:: Task ::
Every line of the data below should be retyped exactly.

:: Stored records ::
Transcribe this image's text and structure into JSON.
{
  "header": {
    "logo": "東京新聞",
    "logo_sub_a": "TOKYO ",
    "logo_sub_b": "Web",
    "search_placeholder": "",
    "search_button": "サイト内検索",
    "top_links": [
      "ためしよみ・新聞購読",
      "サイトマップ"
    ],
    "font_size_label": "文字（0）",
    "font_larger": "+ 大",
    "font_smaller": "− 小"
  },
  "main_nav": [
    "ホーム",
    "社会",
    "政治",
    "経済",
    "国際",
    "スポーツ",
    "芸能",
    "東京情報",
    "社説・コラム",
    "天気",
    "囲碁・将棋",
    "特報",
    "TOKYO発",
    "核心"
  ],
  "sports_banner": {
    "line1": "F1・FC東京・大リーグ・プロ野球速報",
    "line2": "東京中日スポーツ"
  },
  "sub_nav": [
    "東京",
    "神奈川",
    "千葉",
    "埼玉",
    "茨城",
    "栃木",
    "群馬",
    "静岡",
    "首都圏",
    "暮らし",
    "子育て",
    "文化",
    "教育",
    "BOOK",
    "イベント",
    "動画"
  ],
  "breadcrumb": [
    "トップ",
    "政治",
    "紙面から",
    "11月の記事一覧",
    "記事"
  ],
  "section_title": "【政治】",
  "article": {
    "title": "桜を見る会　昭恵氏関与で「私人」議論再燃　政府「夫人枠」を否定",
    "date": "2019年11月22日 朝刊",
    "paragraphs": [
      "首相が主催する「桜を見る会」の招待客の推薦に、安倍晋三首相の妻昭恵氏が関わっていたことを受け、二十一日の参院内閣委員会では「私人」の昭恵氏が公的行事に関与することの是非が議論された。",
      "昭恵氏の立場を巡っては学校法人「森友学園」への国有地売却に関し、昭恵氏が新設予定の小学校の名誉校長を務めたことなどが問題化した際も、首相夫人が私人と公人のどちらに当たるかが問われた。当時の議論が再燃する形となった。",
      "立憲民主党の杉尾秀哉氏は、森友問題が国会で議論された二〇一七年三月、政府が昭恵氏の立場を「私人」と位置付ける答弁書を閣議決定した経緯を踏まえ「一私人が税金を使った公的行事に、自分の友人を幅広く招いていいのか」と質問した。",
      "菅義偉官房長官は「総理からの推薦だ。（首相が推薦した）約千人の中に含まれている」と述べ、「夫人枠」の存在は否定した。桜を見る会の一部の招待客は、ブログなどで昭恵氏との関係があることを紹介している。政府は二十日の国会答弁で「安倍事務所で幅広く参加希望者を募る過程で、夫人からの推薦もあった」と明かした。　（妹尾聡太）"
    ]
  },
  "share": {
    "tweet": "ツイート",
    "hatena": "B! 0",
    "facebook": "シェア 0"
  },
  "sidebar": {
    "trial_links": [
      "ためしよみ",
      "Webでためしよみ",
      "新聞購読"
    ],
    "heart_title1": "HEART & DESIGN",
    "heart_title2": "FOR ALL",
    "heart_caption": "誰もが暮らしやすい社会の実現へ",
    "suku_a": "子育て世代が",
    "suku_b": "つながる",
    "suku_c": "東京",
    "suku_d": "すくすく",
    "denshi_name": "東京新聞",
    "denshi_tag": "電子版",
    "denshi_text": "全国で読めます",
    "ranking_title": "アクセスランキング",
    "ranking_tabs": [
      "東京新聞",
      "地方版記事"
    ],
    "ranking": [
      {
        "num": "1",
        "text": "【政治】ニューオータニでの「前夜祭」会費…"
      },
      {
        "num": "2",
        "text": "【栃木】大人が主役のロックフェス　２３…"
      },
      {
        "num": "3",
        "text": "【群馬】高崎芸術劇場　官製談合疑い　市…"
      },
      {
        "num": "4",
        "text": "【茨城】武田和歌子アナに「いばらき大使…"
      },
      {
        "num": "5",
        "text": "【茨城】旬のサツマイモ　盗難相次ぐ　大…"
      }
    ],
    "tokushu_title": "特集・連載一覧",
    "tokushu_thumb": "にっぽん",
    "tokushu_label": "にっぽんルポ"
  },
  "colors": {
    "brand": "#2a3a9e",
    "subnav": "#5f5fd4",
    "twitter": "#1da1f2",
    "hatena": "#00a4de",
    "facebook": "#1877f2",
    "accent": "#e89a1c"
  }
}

:: Result below ::
Transcribe this image's text and structure into JSON.
{
  "header": {
    "logo": "東京新聞",
    "logo_sub_a": "TOKYO ",
    "logo_sub_b": "Web",
    "search_placeholder": "",
    "search_button": "サイト内検索",
    "top_links": [
      "ためしよみ・新聞購読",
      "サイトマップ"
    ],
    "font_size_label": "文字（0）",
    "font_larger": "+ 大",
    "font_smaller": "− 小"
  },
  "main_nav": [
    "ホーム",
    "社会",
    "政治",
    "経済",
    "国際",
    "スポーツ",
    "芸能",
    "東京情報",
    "社説・コラム",
    "天気",
    "囲碁・将棋",
    "特報",
    "TOKYO発",
    "核心"
  ],
  "sports_banner": {
    "line1": "F1・FC東京・大リーグ・プロ野球速報",
    "line2": "東京中日スポーツ"
  },
  "sub_nav": [
    "東京",
    "神奈川",
    "千葉",
    "埼玉",
    "茨城",
    "栃木",
    "群馬",
    "静岡",
    "首都圏",
    "暮らし",
    "子育て",
    "文化",
    "教育",
    "BOOK",
    "イベント",
    "動画"
  ],
  "breadcrumb": [
    "トップ",
    "政治",
    "紙面から",
    "11月の記事一覧",
    "記事"
  ],
  "section_title": "【政治】",
  "article": {
    "title": "桜を見る会　昭恵氏関与で「私人」議論再燃　政府「夫人枠」を否定",
    "date": "2019年11月22日 朝刊",
    "paragraphs": [
      "首相が主催する「桜を見る会」の招待客の推薦に、安倍晋三首相の妻昭恵氏が関わっていたことを受け、二十一日の参院内閣委員会では「私人」の昭恵氏が公的行事に関与することの是非が議論された。",
      "昭恵氏の立場を巡っては学校法人「森友学園」への国有地売却に関し、昭恵氏が新設予定の小学校の名誉校長を務めたことなどが問題化した際も、首相夫人が私人と公人のどちらに当たるかが問われた。当時の議論が再燃する形となった。",
      "立憲民主党の杉尾秀哉氏は、森友問題が国会で議論された二〇一七年三月、政府が昭恵氏の立場を「私人」と位置付ける答弁書を閣議決定した経緯を踏まえ「一私人が税金を使った公的行事に、自分の友人を幅広く招いていいのか」と質問した。",
      "菅義偉官房長官は「総理からの推薦だ。（首相が推薦した）約千人の中に含まれている」と述べ、「夫人枠」の存在は否定した。桜を見る会の一部の招待客は、ブログなどで昭恵氏との関係があることを紹介している。政府は二十日の国会答弁で「安倍事務所で幅広く参加希望者を募る過程で、夫人からの推薦もあった」と明かした。　（妹尾聡太）"
    ]
  },
  "share": {
    "tweet": "ツイート",
    "hatena": "B! 0",
    "facebook": "シェア 0"
  },
  "sidebar": {
    "trial_links": [
      "ためしよみ",
      "Webでためしよみ",
      "新聞購読"
    ],
    "heart_title1": "HEART & DESIGN",
    "heart_title2": "FOR ALL",
    "heart_caption": "誰もが暮らしやすい社会の実現へ",
    "suku_a": "子育て世代が",
    "suku_b": "つながる",
    "suku_c": "東京",
    "suku_d": "すくすく",
    "denshi_name": "東京新聞",
    "denshi_tag": "電子版",
    "denshi_text": "全国で読めます",
    "ranking_title": "アクセスランキング",
    "ranking_tabs": [
      "東京新聞",
      "地方版記事"
    ],
    "ranking": [
      {
        "num": "1",
        "text": "【政治】ニューオータニでの「前夜祭」会費…"
      },
      {
        "num": "2",
        "text": "【栃木】大人が主役のロックフェス　２３…"
      },
      {
        "num": "3",
        "text": "【群馬】高崎芸術劇場　官製談合疑い　市…"
      },
      {
        "num": "4",
        "text": "【茨城】武田和歌子アナに「いばらき大使…"
      },
      {
        "num": "5",
        "text": "【茨城】旬のサツマイモ　盗難相次ぐ　大…"
      }
    ],
    "tokushu_title": "特集・連載一覧",
    "tokushu_thumb": "にっぽん",
    "tokushu_label": "にっぽんルポ"
  },
  "colors": {
    "brand": "#2a3a9e",
    "subnav": "#5f5fd4",
    "twitter": "#1da1f2",
    "hatena": "#00a4de",
    "facebook": "#1877f2",
    "accent": "#e89a1c"
  }
}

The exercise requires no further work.